* DESCRIPTION OF THE TASK: Type out the entries again, keeping every word unchanged.

(EXCERPTED DATA)

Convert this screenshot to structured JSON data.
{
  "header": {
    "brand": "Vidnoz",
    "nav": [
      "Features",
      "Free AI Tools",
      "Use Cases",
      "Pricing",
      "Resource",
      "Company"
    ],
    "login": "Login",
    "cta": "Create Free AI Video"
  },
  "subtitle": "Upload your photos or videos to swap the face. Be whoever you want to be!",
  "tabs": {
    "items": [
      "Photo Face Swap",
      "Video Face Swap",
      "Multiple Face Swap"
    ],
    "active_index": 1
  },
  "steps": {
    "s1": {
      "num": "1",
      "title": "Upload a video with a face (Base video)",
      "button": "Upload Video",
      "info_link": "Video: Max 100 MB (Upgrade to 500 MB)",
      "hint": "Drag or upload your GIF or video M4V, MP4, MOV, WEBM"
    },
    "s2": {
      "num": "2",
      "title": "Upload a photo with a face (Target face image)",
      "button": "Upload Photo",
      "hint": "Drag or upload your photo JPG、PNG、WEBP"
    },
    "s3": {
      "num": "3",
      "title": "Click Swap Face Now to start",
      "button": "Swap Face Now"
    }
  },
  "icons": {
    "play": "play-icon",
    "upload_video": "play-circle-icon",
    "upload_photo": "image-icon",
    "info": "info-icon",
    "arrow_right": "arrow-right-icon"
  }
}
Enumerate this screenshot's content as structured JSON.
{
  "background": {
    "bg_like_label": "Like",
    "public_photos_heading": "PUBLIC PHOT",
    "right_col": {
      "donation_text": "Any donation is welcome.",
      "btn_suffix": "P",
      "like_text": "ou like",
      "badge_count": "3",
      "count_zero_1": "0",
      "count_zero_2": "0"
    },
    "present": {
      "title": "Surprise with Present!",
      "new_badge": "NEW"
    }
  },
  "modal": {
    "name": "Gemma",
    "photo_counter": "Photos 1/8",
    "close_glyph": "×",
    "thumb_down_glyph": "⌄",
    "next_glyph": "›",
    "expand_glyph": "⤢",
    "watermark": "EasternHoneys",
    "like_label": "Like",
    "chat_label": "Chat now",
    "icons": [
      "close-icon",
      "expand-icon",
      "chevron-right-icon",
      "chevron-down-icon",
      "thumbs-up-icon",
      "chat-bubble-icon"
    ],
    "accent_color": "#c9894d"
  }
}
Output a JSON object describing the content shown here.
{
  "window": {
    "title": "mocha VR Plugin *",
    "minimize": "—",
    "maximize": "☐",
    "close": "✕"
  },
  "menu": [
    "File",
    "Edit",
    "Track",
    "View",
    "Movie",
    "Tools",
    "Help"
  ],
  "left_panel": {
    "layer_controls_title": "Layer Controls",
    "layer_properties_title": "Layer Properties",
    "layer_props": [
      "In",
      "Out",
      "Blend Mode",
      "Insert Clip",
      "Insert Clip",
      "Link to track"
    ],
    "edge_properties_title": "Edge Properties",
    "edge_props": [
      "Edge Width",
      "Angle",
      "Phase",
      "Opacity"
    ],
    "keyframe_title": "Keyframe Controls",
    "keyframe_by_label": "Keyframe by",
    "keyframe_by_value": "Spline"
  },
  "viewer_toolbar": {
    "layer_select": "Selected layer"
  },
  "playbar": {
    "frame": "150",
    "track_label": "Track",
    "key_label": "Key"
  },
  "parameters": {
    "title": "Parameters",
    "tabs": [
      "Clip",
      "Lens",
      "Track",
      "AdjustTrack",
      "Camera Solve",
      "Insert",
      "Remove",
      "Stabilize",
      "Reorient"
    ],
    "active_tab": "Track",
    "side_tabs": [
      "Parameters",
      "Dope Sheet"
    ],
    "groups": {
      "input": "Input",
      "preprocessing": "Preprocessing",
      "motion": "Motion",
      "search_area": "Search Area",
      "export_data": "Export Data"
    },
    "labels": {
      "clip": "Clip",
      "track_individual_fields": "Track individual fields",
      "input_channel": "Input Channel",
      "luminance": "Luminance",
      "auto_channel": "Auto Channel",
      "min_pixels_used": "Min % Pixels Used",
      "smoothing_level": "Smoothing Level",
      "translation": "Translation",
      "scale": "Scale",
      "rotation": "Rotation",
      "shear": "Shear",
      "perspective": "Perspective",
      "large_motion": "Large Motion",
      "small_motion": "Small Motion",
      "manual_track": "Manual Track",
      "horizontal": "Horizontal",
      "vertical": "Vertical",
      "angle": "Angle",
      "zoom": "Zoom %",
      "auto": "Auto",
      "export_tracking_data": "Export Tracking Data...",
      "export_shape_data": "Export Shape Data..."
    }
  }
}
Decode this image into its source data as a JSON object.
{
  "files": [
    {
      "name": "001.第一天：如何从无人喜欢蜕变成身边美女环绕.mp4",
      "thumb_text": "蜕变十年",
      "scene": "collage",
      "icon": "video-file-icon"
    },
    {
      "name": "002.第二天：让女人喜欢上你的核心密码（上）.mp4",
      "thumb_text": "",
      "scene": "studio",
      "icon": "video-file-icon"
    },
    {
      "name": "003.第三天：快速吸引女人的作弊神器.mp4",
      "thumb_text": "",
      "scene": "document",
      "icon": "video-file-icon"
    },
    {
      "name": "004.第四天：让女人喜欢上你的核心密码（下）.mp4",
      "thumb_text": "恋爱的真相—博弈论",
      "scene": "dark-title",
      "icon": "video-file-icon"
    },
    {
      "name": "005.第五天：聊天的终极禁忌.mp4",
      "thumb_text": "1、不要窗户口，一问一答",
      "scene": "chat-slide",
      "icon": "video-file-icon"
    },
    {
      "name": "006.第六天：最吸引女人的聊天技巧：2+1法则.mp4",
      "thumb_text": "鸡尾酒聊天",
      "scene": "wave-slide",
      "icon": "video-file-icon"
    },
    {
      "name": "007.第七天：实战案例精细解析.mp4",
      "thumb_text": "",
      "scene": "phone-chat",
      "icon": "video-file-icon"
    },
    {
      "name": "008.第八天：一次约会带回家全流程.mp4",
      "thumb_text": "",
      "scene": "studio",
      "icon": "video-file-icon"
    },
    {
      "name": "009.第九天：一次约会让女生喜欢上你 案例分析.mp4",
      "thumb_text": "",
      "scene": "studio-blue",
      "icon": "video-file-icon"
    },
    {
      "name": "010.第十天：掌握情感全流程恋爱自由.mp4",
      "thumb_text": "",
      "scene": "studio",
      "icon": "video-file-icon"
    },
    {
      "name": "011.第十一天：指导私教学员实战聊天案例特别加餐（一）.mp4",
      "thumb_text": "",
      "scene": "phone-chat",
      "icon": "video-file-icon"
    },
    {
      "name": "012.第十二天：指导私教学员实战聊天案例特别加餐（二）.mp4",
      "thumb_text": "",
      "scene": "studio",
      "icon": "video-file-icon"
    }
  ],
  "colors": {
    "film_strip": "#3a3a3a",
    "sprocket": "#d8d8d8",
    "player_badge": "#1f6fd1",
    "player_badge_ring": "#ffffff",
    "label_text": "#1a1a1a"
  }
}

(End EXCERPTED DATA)

* TASK RESPONSE:
Convert this screenshot to structured JSON data.
{
  "header": {
    "brand": "Vidnoz",
    "nav": [
      "Features",
      "Free AI Tools",
      "Use Cases",
      "Pricing",
      "Resource",
      "Company"
    ],
    "login": "Login",
    "cta": "Create Free AI Video"
  },
  "subtitle": "Upload your photos or videos to swap the face. Be whoever you want to be!",
  "tabs": {
    "items": [
      "Photo Face Swap",
      "Video Face Swap",
      "Multiple Face Swap"
    ],
    "active_index": 1
  },
  "steps": {
    "s1": {
      "num": "1",
      "title": "Upload a video with a face (Base video)",
      "button": "Upload Video",
      "info_link": "Video: Max 100 MB (Upgrade to 500 MB)",
      "hint": "Drag or upload your GIF or video M4V, MP4, MOV, WEBM"
    },
    "s2": {
      "num": "2",
      "title": "Upload a photo with a face (Target face image)",
      "button": "Upload Photo",
      "hint": "Drag or upload your photo JPG、PNG、WEBP"
    },
    "s3": {
      "num": "3",
      "title": "Click Swap Face Now to start",
      "button": "Swap Face Now"
    }
  },
  "icons": {
    "play": "play-icon",
    "upload_video": "play-circle-icon",
    "upload_photo": "image-icon",
    "info": "info-icon",
    "arrow_right": "arrow-right-icon"
  }
}
Enumerate this screenshot's content as structured JSON.
{
  "background": {
    "bg_like_label": "Like",
    "public_photos_heading": "PUBLIC PHOT",
    "right_col": {
      "donation_text": "Any donation is welcome.",
      "btn_suffix": "P",
      "like_text": "ou like",
      "badge_count": "3",
      "count_zero_1": "0",
      "count_zero_2": "0"
    },
    "present": {
      "title": "Surprise with Present!",
      "new_badge": "NEW"
    }
  },
  "modal": {
    "name": "Gemma",
    "photo_counter": "Photos 1/8",
    "close_glyph": "×",
    "thumb_down_glyph": "⌄",
    "next_glyph": "›",
    "expand_glyph": "⤢",
    "watermark": "EasternHoneys",
    "like_label": "Like",
    "chat_label": "Chat now",
    "icons": [
      "close-icon",
      "expand-icon",
      "chevron-right-icon",
      "chevron-down-icon",
      "thumbs-up-icon",
      "chat-bubble-icon"
    ],
    "accent_color": "#c9894d"
  }
}
Output a JSON object describing the content shown here.
{
  "window": {
    "title": "mocha VR Plugin *",
    "minimize": "—",
    "maximize": "☐",
    "close": "✕"
  },
  "menu": [
    "File",
    "Edit",
    "Track",
    "View",
    "Movie",
    "Tools",
    "Help"
  ],
  "left_panel": {
    "layer_controls_title": "Layer Controls",
    "layer_properties_title": "Layer Properties",
    "layer_props": [
      "In",
      "Out",
      "Blend Mode",
      "Insert Clip",
      "Insert Clip",
      "Link to track"
    ],
    "edge_properties_title": "Edge Properties",
    "edge_props": [
      "Edge Width",
      "Angle",
      "Phase",
      "Opacity"
    ],
    "keyframe_title": "Keyframe Controls",
    "keyframe_by_label": "Keyframe by",
    "keyframe_by_value": "Spline"
  },
  "viewer_toolbar": {
    "layer_select": "Selected layer"
  },
  "playbar": {
    "frame": "150",
    "track_label": "Track",
    "key_label": "Key"
  },
  "parameters": {
    "title": "Parameters",
    "tabs": [
      "Clip",
      "Lens",
      "Track",
      "AdjustTrack",
      "Camera Solve",
      "Insert",
      "Remove",
      "Stabilize",
      "Reorient"
    ],
    "active_tab": "Track",
    "side_tabs": [
      "Parameters",
      "Dope Sheet"
    ],
    "groups": {
      "input": "Input",
      "preprocessing": "Preprocessing",
      "motion": "Motion",
      "search_area": "Search Area",
      "export_data": "Export Data"
    },
    "labels": {
      "clip": "Clip",
      "track_individual_fields": "Track individual fields",
      "input_channel": "Input Channel",
      "luminance": "Luminance",
      "auto_channel": "Auto Channel",
      "min_pixels_used": "Min % Pixels Used",
      "smoothing_level": "Smoothing Level",
      "translation": "Translation",
      "scale": "Scale",
      "rotation": "Rotation",
      "shear": "Shear",
      "perspective": "Perspective",
      "large_motion": "Large Motion",
      "small_motion": "Small Motion",
      "manual_track": "Manual Track",
      "horizontal": "Horizontal",
      "vertical": "Vertical",
      "angle": "Angle",
      "zoom": "Zoom %",
      "auto": "Auto",
      "export_tracking_data": "Export Tracking Data...",
      "export_shape_data": "Export Shape Data..."
    }
  }
}
Decode this image into its source data as a JSON object.
{
  "files": [
    {
      "name": "001.第一天：如何从无人喜欢蜕变成身边美女环绕.mp4",
      "thumb_text": "蜕变十年",
      "scene": "collage",
      "icon": "video-file-icon"
    },
    {
      "name": "002.第二天：让女人喜欢上你的核心密码（上）.mp4",
      "thumb_text": "",
      "scene": "studio",
      "icon": "video-file-icon"
    },
    {
      "name": "003.第三天：快速吸引女人的作弊神器.mp4",
      "thumb_text": "",
      "scene": "document",
      "icon": "video-file-icon"
    },
    {
      "name": "004.第四天：让女人喜欢上你的核心密码（下）.mp4",
      "thumb_text": "恋爱的真相—博弈论",
      "scene": "dark-title",
      "icon": "video-file-icon"
    },
    {
      "name": "005.第五天：聊天的终极禁忌.mp4",
      "thumb_text": "1、不要窗户口，一问一答",
      "scene": "chat-slide",
      "icon": "video-file-icon"
    },
    {
      "name": "006.第六天：最吸引女人的聊天技巧：2+1法则.mp4",
      "thumb_text": "鸡尾酒聊天",
      "scene": "wave-slide",
      "icon": "video-file-icon"
    },
    {
      "name": "007.第七天：实战案例精细解析.mp4",
      "thumb_text": "",
      "scene": "phone-chat",
      "icon": "video-file-icon"
    },
    {
      "name": "008.第八天：一次约会带回家全流程.mp4",
      "thumb_text": "",
      "scene": "studio",
      "icon": "video-file-icon"
    },
    {
      "name": "009.第九天：一次约会让女生喜欢上你 案例分析.mp4",
      "thumb_text": "",
      "scene": "studio-blue",
      "icon": "video-file-icon"
    },
    {
      "name": "010.第十天：掌握情感全流程恋爱自由.mp4",
      "thumb_text": "",
      "scene": "studio",
      "icon": "video-file-icon"
    },
    {
      "name": "011.第十一天：指导私教学员实战聊天案例特别加餐（一）.mp4",
      "thumb_text": "",
      "scene": "phone-chat",
      "icon": "video-file-icon"
    },
    {
      "name": "012.第十二天：指导私教学员实战聊天案例特别加餐（二）.mp4",
      "thumb_text": "",
      "scene": "studio",
      "icon": "video-file-icon"
    }
  ],
  "colors": {
    "film_strip": "#3a3a3a",
    "sprocket": "#d8d8d8",
    "player_badge": "#1f6fd1",
    "player_badge_ring": "#ffffff",
    "label_text": "#1a1a1a"
  }
}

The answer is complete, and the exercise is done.